**Task instructions**
What is needed is the full set of records, word for word, with no pictures.

**Data under study**
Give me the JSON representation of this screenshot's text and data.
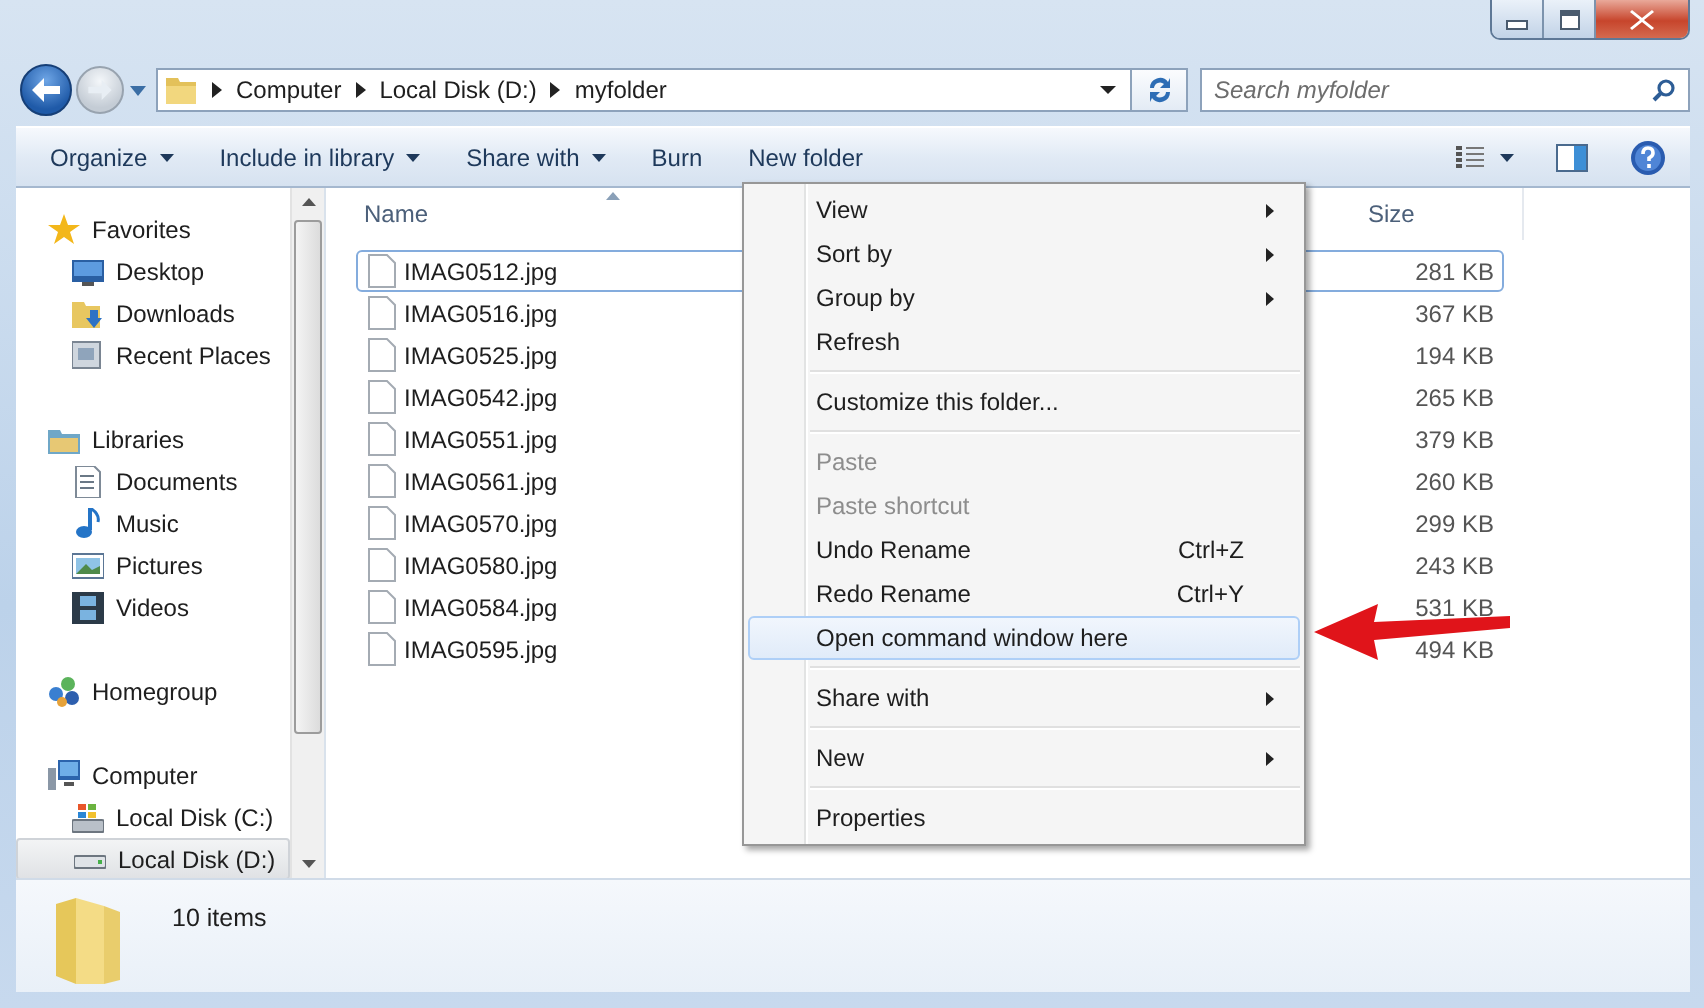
{
  "address_bar": {
    "path": [
      "Computer",
      "Local Disk (D:)",
      "myfolder"
    ]
  },
  "search": {
    "placeholder": "Search myfolder"
  },
  "toolbar": [
    {
      "label": "Organize",
      "dropdown": true
    },
    {
      "label": "Include in library",
      "dropdown": true
    },
    {
      "label": "Share with",
      "dropdown": true
    },
    {
      "label": "Burn",
      "dropdown": false
    },
    {
      "label": "New folder",
      "dropdown": false
    }
  ],
  "nav": [
    {
      "label": "Favorites",
      "kind": "favorites",
      "selected": false,
      "children": [
        {
          "label": "Desktop",
          "kind": "desktop",
          "selected": false
        },
        {
          "label": "Downloads",
          "kind": "downloads",
          "selected": false
        },
        {
          "label": "Recent Places",
          "kind": "recent",
          "selected": false
        }
      ]
    },
    {
      "label": "Libraries",
      "kind": "libraries",
      "selected": false,
      "children": [
        {
          "label": "Documents",
          "kind": "documents",
          "selected": false
        },
        {
          "label": "Music",
          "kind": "music",
          "selected": false
        },
        {
          "label": "Pictures",
          "kind": "pictures",
          "selected": false
        },
        {
          "label": "Videos",
          "kind": "videos",
          "selected": false
        }
      ]
    },
    {
      "label": "Homegroup",
      "kind": "homegroup",
      "selected": false
    },
    {
      "label": "Computer",
      "kind": "computer",
      "selected": false,
      "children": [
        {
          "label": "Local Disk (C:)",
          "kind": "system_drive",
          "selected": false
        },
        {
          "label": "Local Disk (D:)",
          "kind": "drive",
          "selected": true
        }
      ]
    }
  ],
  "columns": [
    {
      "label": "Name",
      "sorted": true
    },
    {
      "label": "Size",
      "sorted": false
    }
  ],
  "files": [
    {
      "name": "IMAG0512.jpg",
      "size": "281 KB",
      "selected": true
    },
    {
      "name": "IMAG0516.jpg",
      "size": "367 KB",
      "selected": false
    },
    {
      "name": "IMAG0525.jpg",
      "size": "194 KB",
      "selected": false
    },
    {
      "name": "IMAG0542.jpg",
      "size": "265 KB",
      "selected": false
    },
    {
      "name": "IMAG0551.jpg",
      "size": "379 KB",
      "selected": false
    },
    {
      "name": "IMAG0561.jpg",
      "size": "260 KB",
      "selected": false
    },
    {
      "name": "IMAG0570.jpg",
      "size": "299 KB",
      "selected": false
    },
    {
      "name": "IMAG0580.jpg",
      "size": "243 KB",
      "selected": false
    },
    {
      "name": "IMAG0584.jpg",
      "size": "531 KB",
      "selected": false
    },
    {
      "name": "IMAG0595.jpg",
      "size": "494 KB",
      "selected": false
    }
  ],
  "context_menu": {
    "groups": [
      [
        {
          "label": "View",
          "submenu": true,
          "disabled": false,
          "selected": false
        },
        {
          "label": "Sort by",
          "submenu": true,
          "disabled": false,
          "selected": false
        },
        {
          "label": "Group by",
          "submenu": true,
          "disabled": false,
          "selected": false
        },
        {
          "label": "Refresh",
          "submenu": false,
          "disabled": false,
          "selected": false
        }
      ],
      [
        {
          "label": "Customize this folder...",
          "submenu": false,
          "disabled": false,
          "selected": false
        }
      ],
      [
        {
          "label": "Paste",
          "submenu": false,
          "disabled": true,
          "selected": false
        },
        {
          "label": "Paste shortcut",
          "submenu": false,
          "disabled": true,
          "selected": false
        },
        {
          "label": "Undo Rename",
          "shortcut": "Ctrl+Z",
          "submenu": false,
          "disabled": false,
          "selected": false
        },
        {
          "label": "Redo Rename",
          "shortcut": "Ctrl+Y",
          "submenu": false,
          "disabled": false,
          "selected": false
        },
        {
          "label": "Open command window here",
          "submenu": false,
          "disabled": false,
          "selected": true
        }
      ],
      [
        {
          "label": "Share with",
          "submenu": true,
          "disabled": false,
          "selected": false
        }
      ],
      [
        {
          "label": "New",
          "submenu": true,
          "disabled": false,
          "selected": false
        }
      ],
      [
        {
          "label": "Properties",
          "submenu": false,
          "disabled": false,
          "selected": false
        }
      ]
    ]
  },
  "status_bar": {
    "text": "10 items"
  }
}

**Output of the task**
Give me the JSON representation of this screenshot's text and data.
{
  "address_bar": {
    "path": [
      "Computer",
      "Local Disk (D:)",
      "myfolder"
    ]
  },
  "search": {
    "placeholder": "Search myfolder"
  },
  "toolbar": [
    {
      "label": "Organize",
      "dropdown": true
    },
    {
      "label": "Include in library",
      "dropdown": true
    },
    {
      "label": "Share with",
      "dropdown": true
    },
    {
      "label": "Burn",
      "dropdown": false
    },
    {
      "label": "New folder",
      "dropdown": false
    }
  ],
  "nav": [
    {
      "label": "Favorites",
      "kind": "favorites",
      "selected": false,
      "children": [
        {
          "label": "Desktop",
          "kind": "desktop",
          "selected": false
        },
        {
          "label": "Downloads",
          "kind": "downloads",
          "selected": false
        },
        {
          "label": "Recent Places",
          "kind": "recent",
          "selected": false
        }
      ]
    },
    {
      "label": "Libraries",
      "kind": "libraries",
      "selected": false,
      "children": [
        {
          "label": "Documents",
          "kind": "documents",
          "selected": false
        },
        {
          "label": "Music",
          "kind": "music",
          "selected": false
        },
        {
          "label": "Pictures",
          "kind": "pictures",
          "selected": false
        },
        {
          "label": "Videos",
          "kind": "videos",
          "selected": false
        }
      ]
    },
    {
      "label": "Homegroup",
      "kind": "homegroup",
      "selected": false
    },
    {
      "label": "Computer",
      "kind": "computer",
      "selected": false,
      "children": [
        {
          "label": "Local Disk (C:)",
          "kind": "system_drive",
          "selected": false
        },
        {
          "label": "Local Disk (D:)",
          "kind": "drive",
          "selected": true
        }
      ]
    }
  ],
  "columns": [
    {
      "label": "Name",
      "sorted": true
    },
    {
      "label": "Size",
      "sorted": false
    }
  ],
  "files": [
    {
      "name": "IMAG0512.jpg",
      "size": "281 KB",
      "selected": true
    },
    {
      "name": "IMAG0516.jpg",
      "size": "367 KB",
      "selected": false
    },
    {
      "name": "IMAG0525.jpg",
      "size": "194 KB",
      "selected": false
    },
    {
      "name": "IMAG0542.jpg",
      "size": "265 KB",
      "selected": false
    },
    {
      "name": "IMAG0551.jpg",
      "size": "379 KB",
      "selected": false
    },
    {
      "name": "IMAG0561.jpg",
      "size": "260 KB",
      "selected": false
    },
    {
      "name": "IMAG0570.jpg",
      "size": "299 KB",
      "selected": false
    },
    {
      "name": "IMAG0580.jpg",
      "size": "243 KB",
      "selected": false
    },
    {
      "name": "IMAG0584.jpg",
      "size": "531 KB",
      "selected": false
    },
    {
      "name": "IMAG0595.jpg",
      "size": "494 KB",
      "selected": false
    }
  ],
  "context_menu": {
    "groups": [
      [
        {
          "label": "View",
          "submenu": true,
          "disabled": false,
          "selected": false
        },
        {
          "label": "Sort by",
          "submenu": true,
          "disabled": false,
          "selected": false
        },
        {
          "label": "Group by",
          "submenu": true,
          "disabled": false,
          "selected": false
        },
        {
          "label": "Refresh",
          "submenu": false,
          "disabled": false,
          "selected": false
        }
      ],
      [
        {
          "label": "Customize this folder...",
          "submenu": false,
          "disabled": false,
          "selected": false
        }
      ],
      [
        {
          "label": "Paste",
          "submenu": false,
          "disabled": true,
          "selected": false
        },
        {
          "label": "Paste shortcut",
          "submenu": false,
          "disabled": true,
          "selected": false
        },
        {
          "label": "Undo Rename",
          "shortcut": "Ctrl+Z",
          "submenu": false,
          "disabled": false,
          "selected": false
        },
        {
          "label": "Redo Rename",
          "shortcut": "Ctrl+Y",
          "submenu": false,
          "disabled": false,
          "selected": false
        },
        {
          "label": "Open command window here",
          "submenu": false,
          "disabled": false,
          "selected": true
        }
      ],
      [
        {
          "label": "Share with",
          "submenu": true,
          "disabled": false,
          "selected": false
        }
      ],
      [
        {
          "label": "New",
          "submenu": true,
          "disabled": false,
          "selected": false
        }
      ],
      [
        {
          "label": "Properties",
          "submenu": false,
          "disabled": false,
          "selected": false
        }
      ]
    ]
  },
  "status_bar": {
    "text": "10 items"
  }
}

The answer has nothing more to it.